It comes natural to us jugglers to focus on the props and how they move in space.
After all, If we don’t they may drop, or not?
Props in movement create trails in the air, like little meteorites. How they go up and peak letting our brain know where they will come down. We don’t need to know where the prop is at all times.
Relating to the space within patterns is another thing altogether though. The negative image.
An invitation to open our awareness and our gaze a little wider.
When we become fully aware of the six directions around us we anchor ourselves in space. Juggling with this sort of spacial awareness can invite us to diversify our use of the space making our juggling potential more interesting for ourselves and our audiences.
Many contemporary jugglers have deliberately created shapes with their props and the contrast with the moving body and props together creates a marvellous effect. If we are then also aware of the space between the props perhaps we will pass a hand through that gateway, or even a foot, a head or another prop.
The space within patterns is continually morphing and if while juggling we focus solely on the space between props something peculiar happens to our awareness; it enjoys this new possibility and expands. Our presence increases.

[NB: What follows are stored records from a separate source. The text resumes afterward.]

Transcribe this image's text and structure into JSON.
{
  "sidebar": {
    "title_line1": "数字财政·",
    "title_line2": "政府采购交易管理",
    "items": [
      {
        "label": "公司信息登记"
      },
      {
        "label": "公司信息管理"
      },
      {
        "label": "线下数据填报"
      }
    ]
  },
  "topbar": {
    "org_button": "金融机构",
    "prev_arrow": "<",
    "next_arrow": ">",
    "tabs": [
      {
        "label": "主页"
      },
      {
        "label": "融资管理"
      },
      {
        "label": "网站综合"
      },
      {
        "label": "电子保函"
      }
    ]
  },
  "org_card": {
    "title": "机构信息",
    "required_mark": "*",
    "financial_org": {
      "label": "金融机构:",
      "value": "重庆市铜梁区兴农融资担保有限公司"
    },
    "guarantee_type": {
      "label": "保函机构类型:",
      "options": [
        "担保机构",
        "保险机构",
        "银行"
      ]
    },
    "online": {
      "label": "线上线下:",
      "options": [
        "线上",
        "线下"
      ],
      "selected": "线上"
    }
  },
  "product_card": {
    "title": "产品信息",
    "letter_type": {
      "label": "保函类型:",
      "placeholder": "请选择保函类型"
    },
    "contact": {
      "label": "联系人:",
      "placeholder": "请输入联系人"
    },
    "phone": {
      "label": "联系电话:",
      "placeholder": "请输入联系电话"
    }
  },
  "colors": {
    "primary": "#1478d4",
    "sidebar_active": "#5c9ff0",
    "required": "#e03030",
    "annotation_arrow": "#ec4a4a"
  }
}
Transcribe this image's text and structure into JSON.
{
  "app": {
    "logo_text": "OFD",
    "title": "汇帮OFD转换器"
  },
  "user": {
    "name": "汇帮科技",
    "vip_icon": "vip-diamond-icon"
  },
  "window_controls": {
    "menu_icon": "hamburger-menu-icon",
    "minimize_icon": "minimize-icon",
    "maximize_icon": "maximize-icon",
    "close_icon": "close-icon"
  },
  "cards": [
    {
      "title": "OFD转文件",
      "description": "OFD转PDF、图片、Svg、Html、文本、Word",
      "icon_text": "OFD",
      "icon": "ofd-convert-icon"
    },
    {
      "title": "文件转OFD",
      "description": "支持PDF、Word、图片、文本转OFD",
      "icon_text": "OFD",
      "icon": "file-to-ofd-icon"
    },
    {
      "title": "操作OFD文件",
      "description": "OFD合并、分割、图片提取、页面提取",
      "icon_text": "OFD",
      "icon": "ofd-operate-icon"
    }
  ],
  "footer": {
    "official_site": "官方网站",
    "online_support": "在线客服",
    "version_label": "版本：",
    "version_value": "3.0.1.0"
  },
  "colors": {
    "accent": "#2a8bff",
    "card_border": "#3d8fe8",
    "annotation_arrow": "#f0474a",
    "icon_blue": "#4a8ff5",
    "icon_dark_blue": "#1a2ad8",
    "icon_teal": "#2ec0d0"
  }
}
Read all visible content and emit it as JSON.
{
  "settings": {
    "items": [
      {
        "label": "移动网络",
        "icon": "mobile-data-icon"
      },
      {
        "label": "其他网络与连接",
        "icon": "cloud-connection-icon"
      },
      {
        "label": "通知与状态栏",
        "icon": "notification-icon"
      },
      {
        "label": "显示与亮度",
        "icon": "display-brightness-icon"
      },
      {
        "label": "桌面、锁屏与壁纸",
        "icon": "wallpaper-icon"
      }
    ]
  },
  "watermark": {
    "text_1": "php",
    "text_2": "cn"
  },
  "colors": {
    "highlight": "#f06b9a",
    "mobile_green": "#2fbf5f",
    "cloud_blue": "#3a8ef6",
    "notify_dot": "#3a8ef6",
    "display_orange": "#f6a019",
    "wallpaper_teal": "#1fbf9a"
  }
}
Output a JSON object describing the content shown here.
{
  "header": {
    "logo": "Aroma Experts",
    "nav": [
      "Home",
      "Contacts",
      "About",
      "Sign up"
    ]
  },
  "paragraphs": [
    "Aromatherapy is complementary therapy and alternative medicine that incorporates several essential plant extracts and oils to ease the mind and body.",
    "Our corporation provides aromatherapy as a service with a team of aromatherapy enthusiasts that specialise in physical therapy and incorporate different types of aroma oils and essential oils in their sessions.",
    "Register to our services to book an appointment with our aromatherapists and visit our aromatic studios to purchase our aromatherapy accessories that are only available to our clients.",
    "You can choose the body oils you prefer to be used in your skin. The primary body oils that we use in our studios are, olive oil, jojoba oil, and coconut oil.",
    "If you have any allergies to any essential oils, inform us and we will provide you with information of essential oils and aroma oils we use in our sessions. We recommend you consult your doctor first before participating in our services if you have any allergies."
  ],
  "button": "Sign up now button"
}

Finding the space within patterns is ultimately an invitation into playfulness. We are presented with a new point of view and delight in being able to follow and create new temporal and semi permanent spaces.
When we then start to consider our body as part of the pattern then the possibilities multiply even more. The space under the legs, under the arms, between the arms and the head, enjoy being filled with catches and throws in the same space and shifting from our space to another.
Thanks to Ben Cornish for giving me something to think about.